The couple teamed up with the conservative Mountain States Legal Foundation and attracted the support of Westerners opposed to federal land management, including the Bundy ranching family infamous for its conflicts with government agencies.
Speaking at a boisterous rally at Patch of Heaven last year, Ryan Bundy offered to demolish the FWS project himself (Greenwire, April 23, 2018).
The mood was decidedly tamer during yesterday’s hearing, where just five spectators — including one reporter and one court employee — listened to more than two hours of technical arguments involving property rights, water law and hydrology.
Judge Elaine Kaplan must decide whether to grant the government’s motion for summary judgment rather than allowing the case to proceed to trial.
The church’s claims are twofold: that the government’s elimination of streamflow on the land without payment amounted to an unconstitutional taking of vested water rights, and that the diversion project’s contribution to flooding was also a taking.
Justice Department lawyers yesterday disputed both claims. The government contends the landowners are not entitled to the water rights they claim, and, in any case, that issue should be adjudicated by the state of Nevada, not the Federal Claims court.

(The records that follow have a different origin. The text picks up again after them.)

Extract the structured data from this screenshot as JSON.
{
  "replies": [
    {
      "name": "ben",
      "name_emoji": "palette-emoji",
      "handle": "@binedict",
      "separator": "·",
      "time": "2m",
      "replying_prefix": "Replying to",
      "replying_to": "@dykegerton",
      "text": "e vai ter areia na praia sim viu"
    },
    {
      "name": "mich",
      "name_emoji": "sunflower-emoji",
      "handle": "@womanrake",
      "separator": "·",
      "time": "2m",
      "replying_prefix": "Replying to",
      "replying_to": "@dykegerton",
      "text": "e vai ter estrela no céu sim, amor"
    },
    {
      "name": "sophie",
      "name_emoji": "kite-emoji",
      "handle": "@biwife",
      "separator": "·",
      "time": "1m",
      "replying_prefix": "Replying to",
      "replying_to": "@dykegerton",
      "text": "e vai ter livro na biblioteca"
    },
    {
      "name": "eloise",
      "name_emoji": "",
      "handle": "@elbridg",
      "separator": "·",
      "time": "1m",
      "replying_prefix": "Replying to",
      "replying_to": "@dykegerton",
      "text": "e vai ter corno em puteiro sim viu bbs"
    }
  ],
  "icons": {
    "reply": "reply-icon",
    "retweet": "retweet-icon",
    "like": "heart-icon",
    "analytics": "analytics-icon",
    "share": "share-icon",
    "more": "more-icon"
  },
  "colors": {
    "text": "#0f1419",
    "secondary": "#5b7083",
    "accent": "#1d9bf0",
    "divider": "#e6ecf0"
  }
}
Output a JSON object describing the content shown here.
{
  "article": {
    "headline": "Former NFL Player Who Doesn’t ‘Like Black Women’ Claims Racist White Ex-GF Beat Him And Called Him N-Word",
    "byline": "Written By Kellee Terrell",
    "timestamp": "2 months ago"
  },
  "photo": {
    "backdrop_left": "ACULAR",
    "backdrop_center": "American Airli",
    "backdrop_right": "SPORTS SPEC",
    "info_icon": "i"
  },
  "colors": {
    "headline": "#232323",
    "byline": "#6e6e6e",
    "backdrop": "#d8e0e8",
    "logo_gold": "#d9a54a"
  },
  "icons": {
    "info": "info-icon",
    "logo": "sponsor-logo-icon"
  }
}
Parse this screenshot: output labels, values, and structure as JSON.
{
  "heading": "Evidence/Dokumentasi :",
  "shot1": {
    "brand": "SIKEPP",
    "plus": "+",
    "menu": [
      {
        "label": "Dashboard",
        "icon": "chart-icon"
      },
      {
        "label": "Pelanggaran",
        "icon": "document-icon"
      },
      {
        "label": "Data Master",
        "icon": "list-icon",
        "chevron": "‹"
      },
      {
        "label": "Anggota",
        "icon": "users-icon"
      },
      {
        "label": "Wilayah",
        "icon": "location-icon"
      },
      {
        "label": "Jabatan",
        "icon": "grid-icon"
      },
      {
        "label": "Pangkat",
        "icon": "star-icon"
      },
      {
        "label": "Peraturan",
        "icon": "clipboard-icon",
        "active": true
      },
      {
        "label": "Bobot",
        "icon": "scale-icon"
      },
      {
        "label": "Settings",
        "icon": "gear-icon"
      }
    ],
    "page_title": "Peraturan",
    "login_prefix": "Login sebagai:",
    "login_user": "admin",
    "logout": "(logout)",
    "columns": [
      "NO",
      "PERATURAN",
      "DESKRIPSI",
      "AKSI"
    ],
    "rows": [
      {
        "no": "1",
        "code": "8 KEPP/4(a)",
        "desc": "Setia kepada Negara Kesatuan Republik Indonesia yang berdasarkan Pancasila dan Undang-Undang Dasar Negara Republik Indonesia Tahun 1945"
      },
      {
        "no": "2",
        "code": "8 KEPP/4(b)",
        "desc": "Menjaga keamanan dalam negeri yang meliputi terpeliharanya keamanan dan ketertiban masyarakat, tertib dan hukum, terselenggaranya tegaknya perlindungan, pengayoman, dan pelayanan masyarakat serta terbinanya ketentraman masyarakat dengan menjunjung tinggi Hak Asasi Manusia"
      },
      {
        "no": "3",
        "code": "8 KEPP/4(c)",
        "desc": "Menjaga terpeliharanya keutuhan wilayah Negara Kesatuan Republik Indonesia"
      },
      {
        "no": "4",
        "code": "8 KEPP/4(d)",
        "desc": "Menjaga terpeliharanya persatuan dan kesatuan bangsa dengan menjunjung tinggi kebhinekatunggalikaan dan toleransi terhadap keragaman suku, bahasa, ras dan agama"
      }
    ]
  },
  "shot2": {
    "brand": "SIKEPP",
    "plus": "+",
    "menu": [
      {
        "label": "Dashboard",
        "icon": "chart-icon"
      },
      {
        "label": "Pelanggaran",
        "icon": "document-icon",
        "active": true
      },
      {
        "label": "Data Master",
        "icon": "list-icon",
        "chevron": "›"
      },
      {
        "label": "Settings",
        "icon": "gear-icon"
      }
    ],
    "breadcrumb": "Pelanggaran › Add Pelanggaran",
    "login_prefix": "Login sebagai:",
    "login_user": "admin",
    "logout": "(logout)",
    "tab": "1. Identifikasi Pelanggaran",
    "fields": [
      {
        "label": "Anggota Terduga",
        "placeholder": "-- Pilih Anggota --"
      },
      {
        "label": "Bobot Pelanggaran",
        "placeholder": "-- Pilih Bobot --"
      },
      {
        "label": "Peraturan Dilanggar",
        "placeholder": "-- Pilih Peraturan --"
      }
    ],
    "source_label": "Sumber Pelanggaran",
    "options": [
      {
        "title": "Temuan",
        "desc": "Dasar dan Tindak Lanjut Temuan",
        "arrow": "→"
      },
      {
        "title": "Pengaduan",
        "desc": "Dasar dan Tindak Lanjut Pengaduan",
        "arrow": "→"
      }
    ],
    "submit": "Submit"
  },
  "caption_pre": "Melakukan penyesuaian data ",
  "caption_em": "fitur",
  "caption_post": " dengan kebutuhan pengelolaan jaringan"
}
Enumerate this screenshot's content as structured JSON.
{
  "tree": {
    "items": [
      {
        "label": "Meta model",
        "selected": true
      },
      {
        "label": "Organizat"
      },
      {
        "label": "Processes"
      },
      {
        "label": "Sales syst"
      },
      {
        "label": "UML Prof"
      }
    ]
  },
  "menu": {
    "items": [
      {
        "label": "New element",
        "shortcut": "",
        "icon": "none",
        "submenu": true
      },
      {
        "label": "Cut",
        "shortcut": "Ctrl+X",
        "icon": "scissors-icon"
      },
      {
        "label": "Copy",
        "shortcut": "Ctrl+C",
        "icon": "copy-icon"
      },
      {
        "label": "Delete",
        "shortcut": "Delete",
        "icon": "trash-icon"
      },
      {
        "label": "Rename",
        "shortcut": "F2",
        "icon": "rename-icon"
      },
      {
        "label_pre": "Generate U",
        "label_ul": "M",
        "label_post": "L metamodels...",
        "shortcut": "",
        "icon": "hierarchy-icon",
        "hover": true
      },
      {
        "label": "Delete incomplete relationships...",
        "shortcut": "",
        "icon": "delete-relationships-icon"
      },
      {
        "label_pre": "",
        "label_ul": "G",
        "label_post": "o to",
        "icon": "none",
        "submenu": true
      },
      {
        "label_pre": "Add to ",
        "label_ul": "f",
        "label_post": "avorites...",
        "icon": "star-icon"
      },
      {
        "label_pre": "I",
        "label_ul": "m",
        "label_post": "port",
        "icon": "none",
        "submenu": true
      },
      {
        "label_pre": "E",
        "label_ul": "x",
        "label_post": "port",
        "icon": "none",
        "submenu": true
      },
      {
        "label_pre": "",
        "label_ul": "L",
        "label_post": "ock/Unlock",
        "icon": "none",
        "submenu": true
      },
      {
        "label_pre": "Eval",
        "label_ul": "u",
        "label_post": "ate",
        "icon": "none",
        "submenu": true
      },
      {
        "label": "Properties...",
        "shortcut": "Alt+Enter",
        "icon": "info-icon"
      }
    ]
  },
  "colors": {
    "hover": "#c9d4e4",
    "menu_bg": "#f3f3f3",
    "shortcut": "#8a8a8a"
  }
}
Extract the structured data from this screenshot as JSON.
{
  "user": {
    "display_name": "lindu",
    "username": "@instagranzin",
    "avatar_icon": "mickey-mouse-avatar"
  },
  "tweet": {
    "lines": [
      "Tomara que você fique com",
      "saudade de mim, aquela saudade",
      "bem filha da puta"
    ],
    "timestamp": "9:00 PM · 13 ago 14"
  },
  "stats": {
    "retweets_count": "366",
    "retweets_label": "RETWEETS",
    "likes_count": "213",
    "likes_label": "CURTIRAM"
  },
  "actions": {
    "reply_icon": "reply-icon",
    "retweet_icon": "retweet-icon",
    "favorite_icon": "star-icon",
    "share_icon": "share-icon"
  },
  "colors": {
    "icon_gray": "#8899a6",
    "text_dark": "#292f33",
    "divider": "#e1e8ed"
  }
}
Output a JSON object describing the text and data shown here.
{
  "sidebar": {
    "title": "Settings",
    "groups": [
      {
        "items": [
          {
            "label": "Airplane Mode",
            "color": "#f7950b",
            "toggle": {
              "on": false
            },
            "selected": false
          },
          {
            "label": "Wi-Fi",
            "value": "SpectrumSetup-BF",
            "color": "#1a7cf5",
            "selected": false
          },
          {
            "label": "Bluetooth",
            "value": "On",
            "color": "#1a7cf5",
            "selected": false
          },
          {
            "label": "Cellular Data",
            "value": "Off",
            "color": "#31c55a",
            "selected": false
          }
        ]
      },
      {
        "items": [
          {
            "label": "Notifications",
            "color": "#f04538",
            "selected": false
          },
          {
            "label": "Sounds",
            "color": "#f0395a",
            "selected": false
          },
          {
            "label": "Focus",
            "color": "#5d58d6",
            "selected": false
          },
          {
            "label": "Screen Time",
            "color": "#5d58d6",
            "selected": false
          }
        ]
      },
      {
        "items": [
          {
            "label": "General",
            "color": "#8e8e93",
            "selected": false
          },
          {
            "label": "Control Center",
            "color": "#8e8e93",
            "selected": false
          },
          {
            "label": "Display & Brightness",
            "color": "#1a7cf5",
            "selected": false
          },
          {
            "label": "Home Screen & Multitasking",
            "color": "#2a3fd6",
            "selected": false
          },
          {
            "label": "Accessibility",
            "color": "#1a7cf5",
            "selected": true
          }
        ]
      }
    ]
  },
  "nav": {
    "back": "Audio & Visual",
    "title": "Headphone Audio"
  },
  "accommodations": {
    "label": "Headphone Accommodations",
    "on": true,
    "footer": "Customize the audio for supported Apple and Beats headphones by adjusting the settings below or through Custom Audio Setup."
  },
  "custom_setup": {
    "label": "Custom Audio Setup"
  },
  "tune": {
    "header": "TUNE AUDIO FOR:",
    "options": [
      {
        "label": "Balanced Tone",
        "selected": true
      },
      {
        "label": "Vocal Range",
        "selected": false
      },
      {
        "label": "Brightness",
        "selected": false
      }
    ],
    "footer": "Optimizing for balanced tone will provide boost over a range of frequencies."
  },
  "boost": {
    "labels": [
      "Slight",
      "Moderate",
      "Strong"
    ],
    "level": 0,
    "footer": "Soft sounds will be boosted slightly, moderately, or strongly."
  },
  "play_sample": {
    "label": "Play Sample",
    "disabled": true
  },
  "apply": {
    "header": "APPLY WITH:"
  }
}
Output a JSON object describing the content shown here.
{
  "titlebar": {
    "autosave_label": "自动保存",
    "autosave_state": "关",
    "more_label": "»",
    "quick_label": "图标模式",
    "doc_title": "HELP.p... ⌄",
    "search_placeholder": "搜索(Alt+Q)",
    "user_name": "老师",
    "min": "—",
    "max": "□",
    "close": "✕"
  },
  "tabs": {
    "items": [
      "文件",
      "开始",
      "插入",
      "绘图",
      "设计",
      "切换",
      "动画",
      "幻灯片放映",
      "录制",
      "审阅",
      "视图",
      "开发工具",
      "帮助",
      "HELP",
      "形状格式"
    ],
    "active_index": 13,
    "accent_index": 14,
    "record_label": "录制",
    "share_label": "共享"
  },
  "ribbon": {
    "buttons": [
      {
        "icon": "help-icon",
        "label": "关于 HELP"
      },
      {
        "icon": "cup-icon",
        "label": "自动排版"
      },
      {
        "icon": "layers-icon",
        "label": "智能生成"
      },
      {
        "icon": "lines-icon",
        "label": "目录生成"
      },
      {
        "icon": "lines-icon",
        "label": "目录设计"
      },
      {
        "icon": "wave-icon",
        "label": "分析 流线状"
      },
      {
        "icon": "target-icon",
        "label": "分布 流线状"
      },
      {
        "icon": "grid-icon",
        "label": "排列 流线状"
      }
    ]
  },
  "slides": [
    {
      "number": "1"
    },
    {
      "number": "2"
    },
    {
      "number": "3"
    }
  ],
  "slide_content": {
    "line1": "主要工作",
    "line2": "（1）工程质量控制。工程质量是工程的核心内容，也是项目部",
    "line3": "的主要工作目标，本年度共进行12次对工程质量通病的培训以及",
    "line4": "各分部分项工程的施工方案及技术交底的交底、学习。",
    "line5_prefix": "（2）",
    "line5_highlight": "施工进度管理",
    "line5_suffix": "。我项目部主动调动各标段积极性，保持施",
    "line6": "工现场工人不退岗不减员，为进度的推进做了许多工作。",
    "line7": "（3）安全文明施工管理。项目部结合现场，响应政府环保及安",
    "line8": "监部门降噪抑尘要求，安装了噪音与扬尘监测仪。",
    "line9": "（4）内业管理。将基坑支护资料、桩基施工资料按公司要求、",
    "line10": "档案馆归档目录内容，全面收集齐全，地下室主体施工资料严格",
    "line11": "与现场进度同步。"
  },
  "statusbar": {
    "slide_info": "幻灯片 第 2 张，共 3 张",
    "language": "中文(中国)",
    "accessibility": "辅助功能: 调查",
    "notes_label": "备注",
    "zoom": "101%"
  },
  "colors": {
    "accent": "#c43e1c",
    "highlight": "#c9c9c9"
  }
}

The two lawyers from DOJ’s Environment and Natural Resources Division also attempted to poke holes in the Fuenteses’ flooding claims, dismissing the plaintiffs’ expert testimony as unsubstantiated and noting that the broader area is prone to flooding.
“Plaintiffs would like this court to believe … that there was never flooding on that part of the property,” DOJ attorney Davené Walker said, adding that the area is part of a flood zone and has a well-documented history of such events.
Walker explained that to win a takings claim against the government for flooding, the plaintiff must show that FWS caused the flooding and intended or expected it to happen. Ministerio Roca Solida has offered no evidence to support either prong, she said.
Mountain States Legal Foundation lawyer Zhonette Brown, in turn, questioned the evidence presented by the government.
Kaplan, an Obama appointee, agreed with the government that Ministerio Roca Solida’s expert testimony appeared “a little thin,” but she questioned whether it would be appropriate to resolve the case in favor of the United States at this stage, without allowing the church to make its case at trial.
She also empathized with the Fuenteses on their loss of the stream, regardless of whether FWS’s project was lawful.
“I won’t say the word ‘screwed,'” she said of the landowners, eventually landing on the word “injured.”
The judge added that she’s never heard a water rights case or a flooding case before and will need some time to consider the competing evidence.
“Your Honor’s more than welcome to come out to the property,” Brown said, “so you can make your own conclusion.”